Composer Louis Andriessen (photo: © Francesca Patella)

Composer Louis Andriessen (photo: © Francesca Patella)

The program was bookended by the two most substantial pieces, Letter from Cathy and Passeggiata in tram in America e ritorno, both originally written for the Zavalloni-Germino team. Each lost much of their sparkle and wit in these trio reductions (Passeggiata, for example, was conceived for the accompaniment of De Volharding), but it was hard to complain in the face of Zavalloni’s irresistible musicianship. Especially important was Letter, a setting of a 1964 postcard from Cathy Berberian, wife of Andriessen’s teacher Luciano Berio. Andriessen was much enamored of Berberian’s pliant, genre-bending artistry, which became his “milestone” for “the performance and intelligence of a singer.” Only later did he learn that Berberian was very much the outlier. That is, until he chanced upon Zavalloni: “I waited 40 years to find that voice!”

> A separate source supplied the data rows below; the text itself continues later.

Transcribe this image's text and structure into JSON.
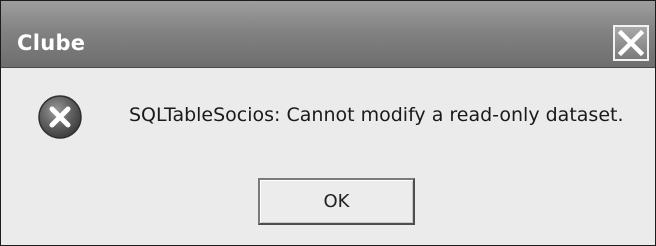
{
  "window": {
    "title": "Clube",
    "close_icon": "close-icon"
  },
  "message": {
    "icon": "error-icon",
    "text": "SQLTableSocios: Cannot modify a read-only dataset."
  },
  "buttons": {
    "ok_label": "OK"
  },
  "colors": {
    "titlebar": "#828282",
    "dialog_background": "#ebebeb",
    "title_text": "#ffffff",
    "error_icon": "#5a5a5a"
  }
}
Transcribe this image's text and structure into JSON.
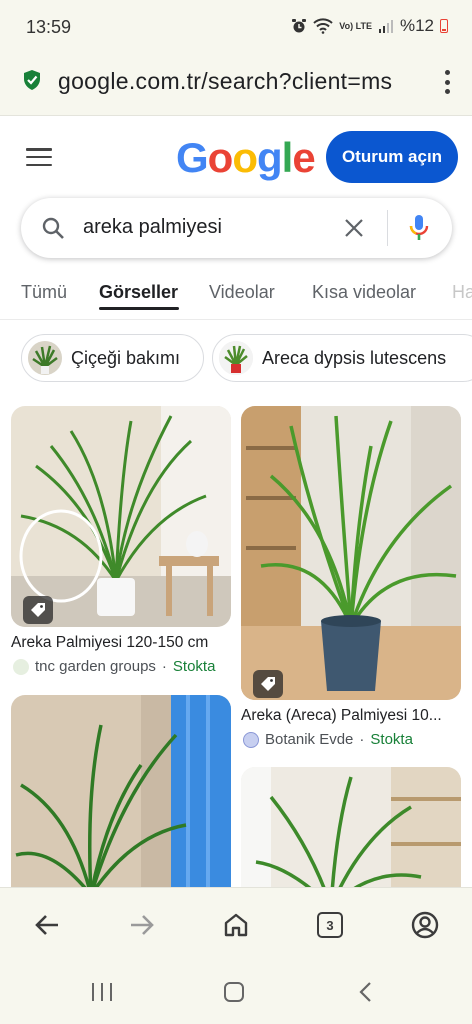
{
  "status_bar": {
    "time": "13:59",
    "network": "Vo) LTE",
    "battery": "%12"
  },
  "url_bar": {
    "url": "google.com.tr/search?client=ms"
  },
  "header": {
    "logo": "Google",
    "signin_label": "Oturum açın"
  },
  "search": {
    "query": "areka palmiyesi"
  },
  "tabs": [
    {
      "label": "Tümü"
    },
    {
      "label": "Görseller"
    },
    {
      "label": "Videolar"
    },
    {
      "label": "Kısa videolar"
    },
    {
      "label": "Ha"
    }
  ],
  "chips": [
    {
      "label": "Çiçeği bakımı"
    },
    {
      "label": "Areca dypsis lutescens"
    }
  ],
  "results": [
    {
      "title": "Areka Palmiyesi 120-150 cm",
      "source": "tnc garden groups",
      "stock": "Stokta"
    },
    {
      "title": "Areka (Areca) Palmiyesi 10...",
      "source": "Botanik Evde",
      "stock": "Stokta"
    }
  ],
  "separator": "·",
  "toolbar": {
    "tab_count": "3"
  },
  "colors": {
    "accent": "#0b57d0",
    "stock": "#188038",
    "chrome_bg": "#f7f7ee"
  }
}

Remarkably, all the other pieces were traceable to Letter. Berberian’s postcard chronicled her plans to record Stravinsky’s songs (“I will do the other Stravinsky pieces for Columbia records”), among which would be the piquant, gem-like Trois petites chansons. The Russian master characterized her voice as “peut être trop unique pour écrire la musique pour elle après tout, si vous n’y êtes pas, qui pourra le faire,” with Letter setting these words to the strains of a sleazy chanson. It foreshadowed Zavalloni’s haunting, self-penned canzone Bastava quel cielo, not to mention Andriessen’s bipolar Le voile du bonheur. Arguably the evening’s highlight, the latter saw Germino winding her way through a wordless Chausson-pastiche before picking up the mic to do her best impression of a Dutch Sondheim tune.

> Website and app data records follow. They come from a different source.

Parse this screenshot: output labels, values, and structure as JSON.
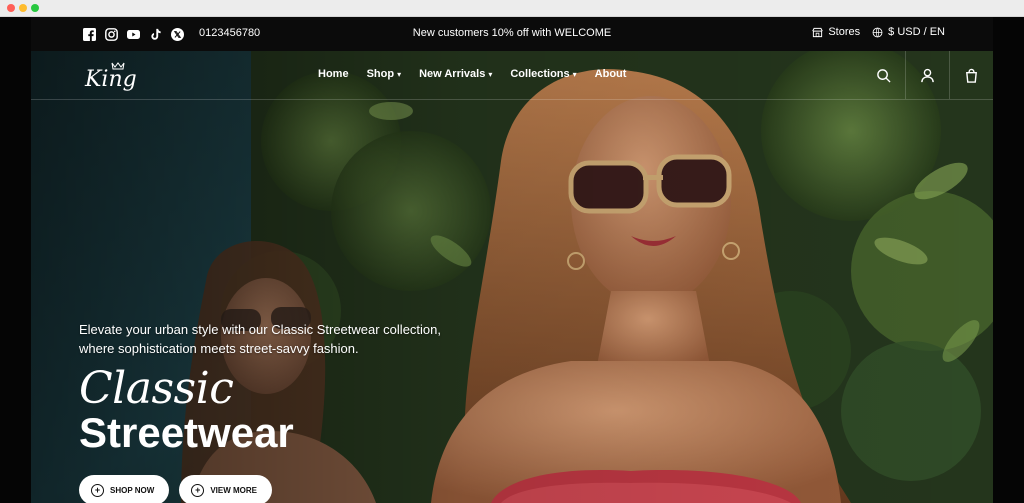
{
  "topbar": {
    "social_icons": [
      "facebook-icon",
      "instagram-icon",
      "youtube-icon",
      "tiktok-icon",
      "x-icon"
    ],
    "phone": "0123456780",
    "promo": "New customers 10% off with WELCOME",
    "stores_label": "Stores",
    "currency_language": "$ USD / EN"
  },
  "nav": {
    "logo_text": "King",
    "items": [
      {
        "label": "Home",
        "has_dropdown": false
      },
      {
        "label": "Shop",
        "has_dropdown": true
      },
      {
        "label": "New Arrivals",
        "has_dropdown": true
      },
      {
        "label": "Collections",
        "has_dropdown": true
      },
      {
        "label": "About",
        "has_dropdown": false
      }
    ],
    "icons": [
      "search-icon",
      "account-icon",
      "cart-icon"
    ],
    "dropdown_caret": "▾"
  },
  "hero": {
    "description": "Elevate your urban style with our Classic Streetwear collection, where sophistication meets street-savvy fashion.",
    "title_italic": "Classic",
    "title_bold": "Streetwear",
    "buttons": [
      {
        "label": "SHOP NOW",
        "icon": "plus-circle-icon"
      },
      {
        "label": "VIEW MORE",
        "icon": "plus-circle-icon"
      }
    ]
  },
  "colors": {
    "topbar_bg": "#0b0b0b",
    "text": "#ffffff",
    "button_bg": "#ffffff",
    "button_text": "#111111"
  }
}
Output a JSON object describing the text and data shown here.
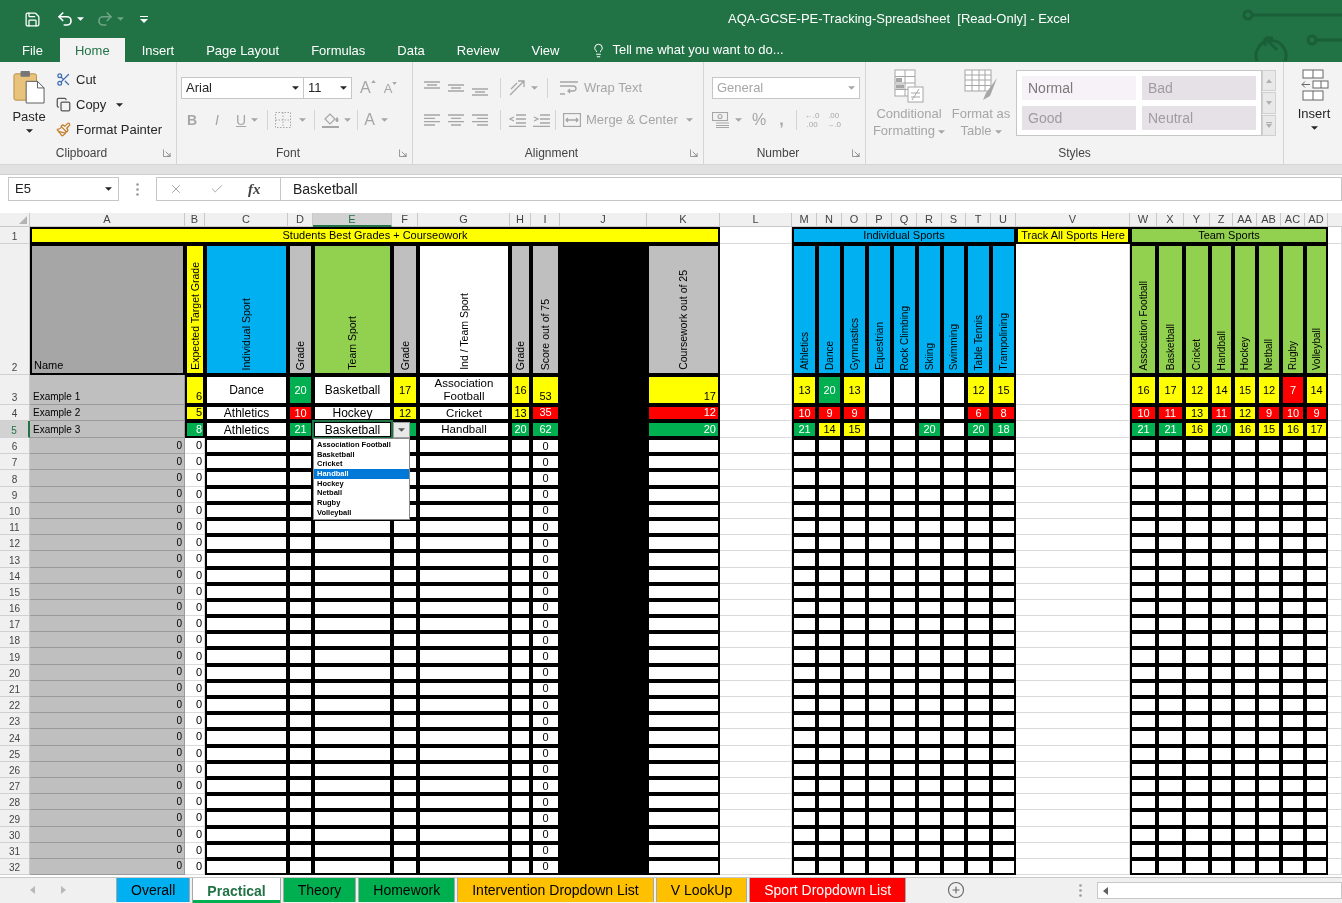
{
  "title_bar": {
    "title": "AQA-GCSE-PE-Tracking-Spreadsheet  [Read-Only] - Excel"
  },
  "ribbon_tabs": [
    {
      "label": "File",
      "selected": false
    },
    {
      "label": "Home",
      "selected": true
    },
    {
      "label": "Insert",
      "selected": false
    },
    {
      "label": "Page Layout",
      "selected": false
    },
    {
      "label": "Formulas",
      "selected": false
    },
    {
      "label": "Data",
      "selected": false
    },
    {
      "label": "Review",
      "selected": false
    },
    {
      "label": "View",
      "selected": false
    }
  ],
  "tell_me": {
    "placeholder": "Tell me what you want to do..."
  },
  "ribbon": {
    "clipboard": {
      "label": "Clipboard",
      "paste": {
        "label": "Paste",
        "disabled": false
      },
      "cut": {
        "label": "Cut",
        "disabled": false
      },
      "copy": {
        "label": "Copy",
        "disabled": false
      },
      "format_painter": {
        "label": "Format Painter",
        "disabled": false
      }
    },
    "font": {
      "label": "Font",
      "font_name": "Arial",
      "font_size": "11",
      "grow_font": {
        "label": "A",
        "disabled": true
      },
      "shrink_font": {
        "label": "A",
        "disabled": true
      },
      "bold": {
        "label": "B",
        "disabled": true
      },
      "italic": {
        "label": "I",
        "disabled": true
      },
      "underline": {
        "label": "U",
        "disabled": true
      },
      "borders": {
        "disabled": true
      },
      "fill_color": {
        "disabled": true
      },
      "font_color": {
        "label": "A",
        "disabled": true
      }
    },
    "alignment": {
      "label": "Alignment",
      "top_align": {
        "disabled": true
      },
      "middle_align": {
        "disabled": true
      },
      "bottom_align": {
        "disabled": true
      },
      "orientation": {
        "disabled": true
      },
      "wrap_text": {
        "label": "Wrap Text",
        "disabled": true
      },
      "align_left": {
        "disabled": true
      },
      "center": {
        "disabled": true
      },
      "align_right": {
        "disabled": true
      },
      "decrease_indent": {
        "disabled": true
      },
      "increase_indent": {
        "disabled": true
      },
      "merge_center": {
        "label": "Merge & Center",
        "disabled": true
      }
    },
    "number": {
      "label": "Number",
      "format": {
        "value": "General",
        "disabled": true
      },
      "currency": {
        "disabled": true
      },
      "percent": {
        "label": "%",
        "disabled": true
      },
      "comma": {
        "label": ",",
        "disabled": true
      },
      "increase_decimal": {
        "lines": [
          "←.0",
          ".00"
        ],
        "disabled": true
      },
      "decrease_decimal": {
        "lines": [
          ".00",
          "→.0"
        ],
        "disabled": true
      }
    },
    "styles": {
      "label": "Styles",
      "conditional_formatting": {
        "label": "Conditional Formatting",
        "disabled": true
      },
      "format_as_table": {
        "label": "Format as Table",
        "disabled": true
      },
      "gallery": [
        {
          "label": "Normal",
          "selected": true
        },
        {
          "label": "Bad",
          "selected": false
        },
        {
          "label": "Good",
          "selected": false
        },
        {
          "label": "Neutral",
          "selected": false
        }
      ]
    },
    "cells": {
      "insert": {
        "label": "Insert",
        "disabled": false
      }
    }
  },
  "formula_bar": {
    "name_box": "E5",
    "function_label": "fx",
    "formula": "Basketball"
  },
  "sheet": {
    "columns": [
      {
        "label": "A",
        "selected": false
      },
      {
        "label": "B",
        "selected": false
      },
      {
        "label": "C",
        "selected": false
      },
      {
        "label": "D",
        "selected": false
      },
      {
        "label": "E",
        "selected": true
      },
      {
        "label": "F",
        "selected": false
      },
      {
        "label": "G",
        "selected": false
      },
      {
        "label": "H",
        "selected": false
      },
      {
        "label": "I",
        "selected": false
      },
      {
        "label": "J",
        "selected": false
      },
      {
        "label": "K",
        "selected": false
      },
      {
        "label": "L",
        "selected": false
      },
      {
        "label": "M",
        "selected": false
      },
      {
        "label": "N",
        "selected": false
      },
      {
        "label": "O",
        "selected": false
      },
      {
        "label": "P",
        "selected": false
      },
      {
        "label": "Q",
        "selected": false
      },
      {
        "label": "R",
        "selected": false
      },
      {
        "label": "S",
        "selected": false
      },
      {
        "label": "T",
        "selected": false
      },
      {
        "label": "U",
        "selected": false
      },
      {
        "label": "V",
        "selected": false
      },
      {
        "label": "W",
        "selected": false
      },
      {
        "label": "X",
        "selected": false
      },
      {
        "label": "Y",
        "selected": false
      },
      {
        "label": "Z",
        "selected": false
      },
      {
        "label": "AA",
        "selected": false
      },
      {
        "label": "AB",
        "selected": false
      },
      {
        "label": "AC",
        "selected": false
      },
      {
        "label": "AD",
        "selected": false
      }
    ],
    "row_numbers": [
      {
        "label": "1",
        "selected": false
      },
      {
        "label": "2",
        "selected": false
      },
      {
        "label": "3",
        "selected": false
      },
      {
        "label": "4",
        "selected": false
      },
      {
        "label": "5",
        "selected": true
      },
      {
        "label": "6",
        "selected": false
      },
      {
        "label": "7",
        "selected": false
      },
      {
        "label": "8",
        "selected": false
      },
      {
        "label": "9",
        "selected": false
      },
      {
        "label": "10",
        "selected": false
      },
      {
        "label": "11",
        "selected": false
      },
      {
        "label": "12",
        "selected": false
      },
      {
        "label": "13",
        "selected": false
      },
      {
        "label": "14",
        "selected": false
      },
      {
        "label": "15",
        "selected": false
      },
      {
        "label": "16",
        "selected": false
      },
      {
        "label": "17",
        "selected": false
      },
      {
        "label": "18",
        "selected": false
      },
      {
        "label": "19",
        "selected": false
      },
      {
        "label": "20",
        "selected": false
      },
      {
        "label": "21",
        "selected": false
      },
      {
        "label": "22",
        "selected": false
      },
      {
        "label": "23",
        "selected": false
      },
      {
        "label": "24",
        "selected": false
      },
      {
        "label": "25",
        "selected": false
      },
      {
        "label": "26",
        "selected": false
      },
      {
        "label": "27",
        "selected": false
      },
      {
        "label": "28",
        "selected": false
      },
      {
        "label": "29",
        "selected": false
      },
      {
        "label": "30",
        "selected": false
      },
      {
        "label": "31",
        "selected": false
      },
      {
        "label": "32",
        "selected": false
      }
    ],
    "banners": [
      {
        "text": "Students Best Grades + Courseowork",
        "color": "#ffff00"
      },
      {
        "text": "Individual Sports",
        "color": "#00b0f0"
      },
      {
        "text": "Track All Sports Here",
        "color": "#ffff00"
      },
      {
        "text": "Team Sports",
        "color": "#92d050"
      }
    ],
    "headings": [
      {
        "kind": "label",
        "text": "Name",
        "color": "#a6a6a6"
      },
      {
        "kind": "rotated",
        "text": "Expected Target Grade",
        "color": "#ffff00"
      },
      {
        "kind": "rotated",
        "text": "Individual Sport",
        "color": "#00b0f0"
      },
      {
        "kind": "rotated",
        "text": "Grade",
        "color": "#bfbfbf"
      },
      {
        "kind": "rotated",
        "text": "Team Sport",
        "color": "#92d050"
      },
      {
        "kind": "rotated",
        "text": "Grade",
        "color": "#bfbfbf"
      },
      {
        "kind": "rotated",
        "text": "Ind / Team Sport",
        "color": "#ffffff"
      },
      {
        "kind": "rotated",
        "text": "Grade",
        "color": "#bfbfbf"
      },
      {
        "kind": "rotated",
        "text": "Score out of 75",
        "color": "#bfbfbf"
      },
      {
        "kind": "fill",
        "color": "#000000"
      },
      {
        "kind": "rotated",
        "text": "Coursework out of 25",
        "color": "#bfbfbf"
      }
    ],
    "individual_sports": [
      "Athletics",
      "Dance",
      "Gymnastics",
      "Equestrian",
      "Rock Climbing",
      "Skiing",
      "Swimming",
      "Table Tennis",
      "Trampolining"
    ],
    "team_sports": [
      "Association Football",
      "Basketball",
      "Cricket",
      "Handball",
      "Hockey",
      "Netball",
      "Rugby",
      "Volleyball"
    ],
    "students": [
      {
        "name": "Example 1",
        "target": {
          "text": "6",
          "color": "#ffff00"
        },
        "individual_sport": "Dance",
        "individual_grade": {
          "text": "20",
          "color": "#00b050"
        },
        "team_sport": "Basketball",
        "team_grade": {
          "text": "17",
          "color": "#ffff00"
        },
        "ind_team_sport": "Association Football",
        "ind_team_grade": {
          "text": "16",
          "color": "#ffff00"
        },
        "score": {
          "text": "53",
          "color": "#ffff00"
        },
        "coursework": {
          "text": "17",
          "color": "#ffff00"
        },
        "individual_sport_grades": [
          {
            "kind": "grade",
            "text": "13",
            "color": "#ffff00"
          },
          {
            "kind": "grade",
            "text": "20",
            "color": "#00b050"
          },
          {
            "kind": "grade",
            "text": "13",
            "color": "#ffff00"
          },
          {
            "kind": "empty"
          },
          {
            "kind": "empty"
          },
          {
            "kind": "empty"
          },
          {
            "kind": "empty"
          },
          {
            "kind": "grade",
            "text": "12",
            "color": "#ffff00"
          },
          {
            "kind": "grade",
            "text": "15",
            "color": "#ffff00"
          }
        ],
        "team_sport_grades": [
          {
            "kind": "grade",
            "text": "16",
            "color": "#ffff00"
          },
          {
            "kind": "grade",
            "text": "17",
            "color": "#ffff00"
          },
          {
            "kind": "grade",
            "text": "12",
            "color": "#ffff00"
          },
          {
            "kind": "grade",
            "text": "14",
            "color": "#ffff00"
          },
          {
            "kind": "grade",
            "text": "15",
            "color": "#ffff00"
          },
          {
            "kind": "grade",
            "text": "12",
            "color": "#ffff00"
          },
          {
            "kind": "grade",
            "text": "7",
            "color": "#ff0000"
          },
          {
            "kind": "grade",
            "text": "14",
            "color": "#ffff00"
          }
        ]
      },
      {
        "name": "Example 2",
        "target": {
          "text": "5",
          "color": "#ffff00"
        },
        "individual_sport": "Athletics",
        "individual_grade": {
          "text": "10",
          "color": "#ff0000"
        },
        "team_sport": "Hockey",
        "team_grade": {
          "text": "12",
          "color": "#ffff00"
        },
        "ind_team_sport": "Cricket",
        "ind_team_grade": {
          "text": "13",
          "color": "#ffff00"
        },
        "score": {
          "text": "35",
          "color": "#ff0000"
        },
        "coursework": {
          "text": "12",
          "color": "#ff0000"
        },
        "individual_sport_grades": [
          {
            "kind": "grade",
            "text": "10",
            "color": "#ff0000"
          },
          {
            "kind": "grade",
            "text": "9",
            "color": "#ff0000"
          },
          {
            "kind": "grade",
            "text": "9",
            "color": "#ff0000"
          },
          {
            "kind": "empty"
          },
          {
            "kind": "empty"
          },
          {
            "kind": "empty"
          },
          {
            "kind": "empty"
          },
          {
            "kind": "grade",
            "text": "6",
            "color": "#ff0000"
          },
          {
            "kind": "grade",
            "text": "8",
            "color": "#ff0000"
          }
        ],
        "team_sport_grades": [
          {
            "kind": "grade",
            "text": "10",
            "color": "#ff0000"
          },
          {
            "kind": "grade",
            "text": "11",
            "color": "#ff0000"
          },
          {
            "kind": "grade",
            "text": "13",
            "color": "#ffff00"
          },
          {
            "kind": "grade",
            "text": "11",
            "color": "#ff0000"
          },
          {
            "kind": "grade",
            "text": "12",
            "color": "#ffff00"
          },
          {
            "kind": "grade",
            "text": "9",
            "color": "#ff0000"
          },
          {
            "kind": "grade",
            "text": "10",
            "color": "#ff0000"
          },
          {
            "kind": "grade",
            "text": "9",
            "color": "#ff0000"
          }
        ]
      },
      {
        "name": "Example 3",
        "target": {
          "text": "8",
          "color": "#00b050"
        },
        "individual_sport": "Athletics",
        "individual_grade": {
          "text": "21",
          "color": "#00b050"
        },
        "team_sport": "Basketball",
        "team_grade": {
          "color": "#00b050"
        },
        "ind_team_sport": "Handball",
        "ind_team_grade": {
          "text": "20",
          "color": "#00b050"
        },
        "score": {
          "text": "62",
          "color": "#00b050"
        },
        "coursework": {
          "text": "20",
          "color": "#00b050"
        },
        "individual_sport_grades": [
          {
            "kind": "grade",
            "text": "21",
            "color": "#00b050"
          },
          {
            "kind": "grade",
            "text": "14",
            "color": "#ffff00"
          },
          {
            "kind": "grade",
            "text": "15",
            "color": "#ffff00"
          },
          {
            "kind": "empty"
          },
          {
            "kind": "empty"
          },
          {
            "kind": "grade",
            "text": "20",
            "color": "#00b050"
          },
          {
            "kind": "empty"
          },
          {
            "kind": "grade",
            "text": "20",
            "color": "#00b050"
          },
          {
            "kind": "grade",
            "text": "18",
            "color": "#00b050"
          }
        ],
        "team_sport_grades": [
          {
            "kind": "grade",
            "text": "21",
            "color": "#00b050"
          },
          {
            "kind": "grade",
            "text": "21",
            "color": "#00b050"
          },
          {
            "kind": "grade",
            "text": "16",
            "color": "#ffff00"
          },
          {
            "kind": "grade",
            "text": "20",
            "color": "#00b050"
          },
          {
            "kind": "grade",
            "text": "16",
            "color": "#ffff00"
          },
          {
            "kind": "grade",
            "text": "15",
            "color": "#ffff00"
          },
          {
            "kind": "grade",
            "text": "16",
            "color": "#ffff00"
          },
          {
            "kind": "grade",
            "text": "17",
            "color": "#ffff00"
          }
        ]
      }
    ],
    "blank_rows": [
      {
        "name": "0",
        "target": "0",
        "score": "0"
      },
      {
        "name": "0",
        "target": "0",
        "score": "0"
      },
      {
        "name": "0",
        "target": "0",
        "score": "0"
      },
      {
        "name": "0",
        "target": "0",
        "score": "0"
      },
      {
        "name": "0",
        "target": "0",
        "score": "0"
      },
      {
        "name": "0",
        "target": "0",
        "score": "0"
      },
      {
        "name": "0",
        "target": "0",
        "score": "0"
      },
      {
        "name": "0",
        "target": "0",
        "score": "0"
      },
      {
        "name": "0",
        "target": "0",
        "score": "0"
      },
      {
        "name": "0",
        "target": "0",
        "score": "0"
      },
      {
        "name": "0",
        "target": "0",
        "score": "0"
      },
      {
        "name": "0",
        "target": "0",
        "score": "0"
      },
      {
        "name": "0",
        "target": "0",
        "score": "0"
      },
      {
        "name": "0",
        "target": "0",
        "score": "0"
      },
      {
        "name": "0",
        "target": "0",
        "score": "0"
      },
      {
        "name": "0",
        "target": "0",
        "score": "0"
      },
      {
        "name": "0",
        "target": "0",
        "score": "0"
      },
      {
        "name": "0",
        "target": "0",
        "score": "0"
      },
      {
        "name": "0",
        "target": "0",
        "score": "0"
      },
      {
        "name": "0",
        "target": "0",
        "score": "0"
      },
      {
        "name": "0",
        "target": "0",
        "score": "0"
      },
      {
        "name": "0",
        "target": "0",
        "score": "0"
      },
      {
        "name": "0",
        "target": "0",
        "score": "0"
      },
      {
        "name": "0",
        "target": "0",
        "score": "0"
      },
      {
        "name": "0",
        "target": "0",
        "score": "0"
      },
      {
        "name": "0",
        "target": "0",
        "score": "0"
      },
      {
        "name": "0",
        "target": "0",
        "score": "0"
      }
    ],
    "dropdown": {
      "items": [
        {
          "label": "Association Football",
          "selected": false
        },
        {
          "label": "Basketball",
          "selected": false
        },
        {
          "label": "Cricket",
          "selected": false
        },
        {
          "label": "Handball",
          "selected": true
        },
        {
          "label": "Hockey",
          "selected": false
        },
        {
          "label": "Netball",
          "selected": false
        },
        {
          "label": "Rugby",
          "selected": false
        },
        {
          "label": "Volleyball",
          "selected": false
        }
      ]
    }
  },
  "sheet_tabs": [
    {
      "label": "Overall",
      "selected": false,
      "color": "#00b0f0"
    },
    {
      "label": "Practical",
      "selected": true,
      "color": "#00b050"
    },
    {
      "label": "Theory",
      "selected": false,
      "color": "#00b050"
    },
    {
      "label": "Homework",
      "selected": false,
      "color": "#00b050"
    },
    {
      "label": "Intervention Dropdown List",
      "selected": false,
      "color": "#ffc000"
    },
    {
      "label": "V LookUp",
      "selected": false,
      "color": "#ffc000"
    },
    {
      "label": "Sport Dropdown List",
      "selected": false,
      "color": "#ff0000"
    }
  ]
}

Cristina Zavalloni (photo: otherminds.org)

Cristina Zavalloni (photo: otherminds.org)

More correspondences: one of Letter’s idées fixes being a sinuous ostinato, pianist Andrea Rebaudengo performed the left hand-only Base, which is exactly as advertised, no more and no less than an unaccompanied jazz bassline. And who could forget Berberian’s Cage collaboration, Aria? So Germino and Rebaudengo read through selections from the Zen guru’s Six Melodies, the timbre of which absolutely pervades Writing to Vermeer. Germino rightly noted that the Melodies are the fountainhead for Andriessen’s string writing, which, with its “lack of pressure, super-legato, almost tries to escape the violin.” Still, the pair ran a bit roughshod over Cage’s style dépouillé. They were probably under-rehearsed, since Germino’s encore of XENIA (see the Andriessen 75 April 7 concert review), done from memory, was biting, pungent, and to the manner born, somehow reminiscent of Stravinsky’s Élégie.

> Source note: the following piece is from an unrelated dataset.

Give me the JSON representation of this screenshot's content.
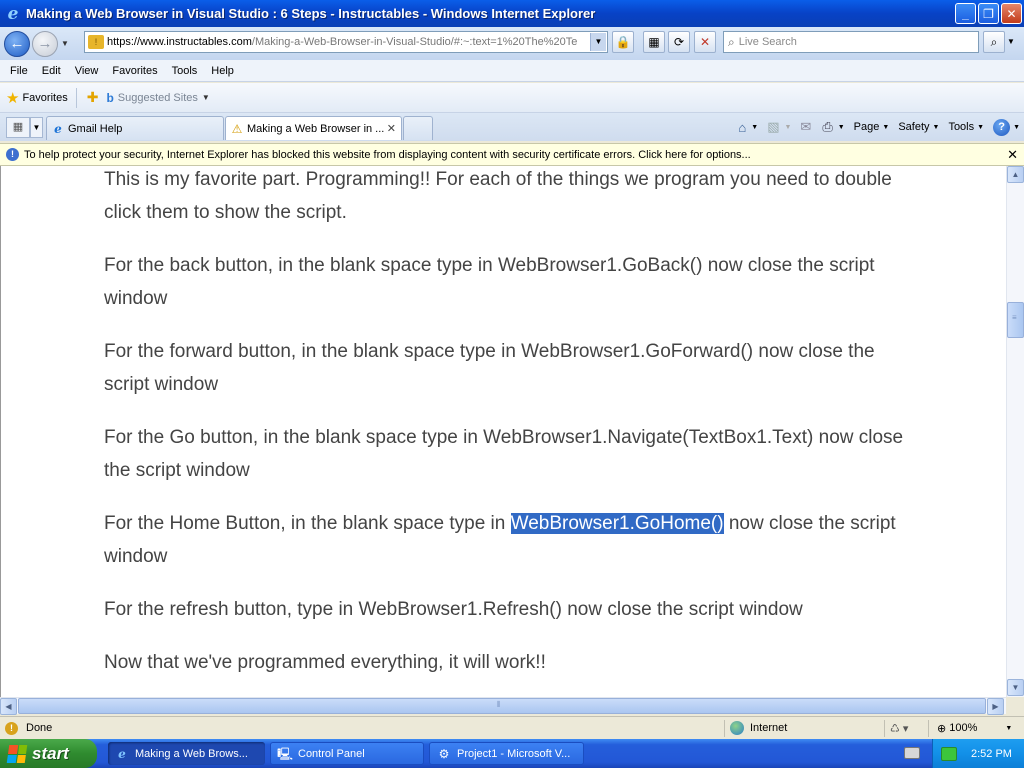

Little surprise that Andriessen’s Beatles arrangements, commissioned by Berberian and only revived by Zavalloni after repeated appeals to the composer, were greeted with the most enthusiastic applause. (Andriessen has never been fond of the Fab Four, long expressing a preference for R&B vocalists like Chaka Khan and Janet Jackson. That these arrangements exist at all tells you just how much he admired Berberian.) Best of all were “Michelle”, retrofitted as an impressionist mélodie, and “Ticket to Ride”, reimagined as one of Handel’s da capo arias. It was hilarious and demented, just like everything else Louis Andriessen puts his mind to.

Louis Andriessen: Letter from Cathy (2003), Base (1994)
John Cage: Six Melodies (1950)
Igor Stravinsky: The Owl and the Pussy-Cat (1966), Trois petites chansons (Souvenir de mon enfance) (1913)
Louis Andriessen: XENIA (2005/2014)
Cristina Zavalloni: Bastava quel cielo (2005)
Louis AndriessenBeatles Songs (1966), Le voile du bonheur (1966/1971), Passeggiata in tram in America e ritorno (1998), Y después (1983)

Cristina Zavalloni (voice)
Monica Germino (violin)
Andrea Rebaudengo (piano)

[Ed. Matt Mendez is covering the Andreissen 75 festival, a week-long celebration of Dutch composer Louis Andriessen’s 75th birthday, presented by The Atlas Performing Arts Center, Great Noise Ensemble, National Gallery of Art, Strathmore, and Shenandoah Conservatory, April 6-13, 2014.]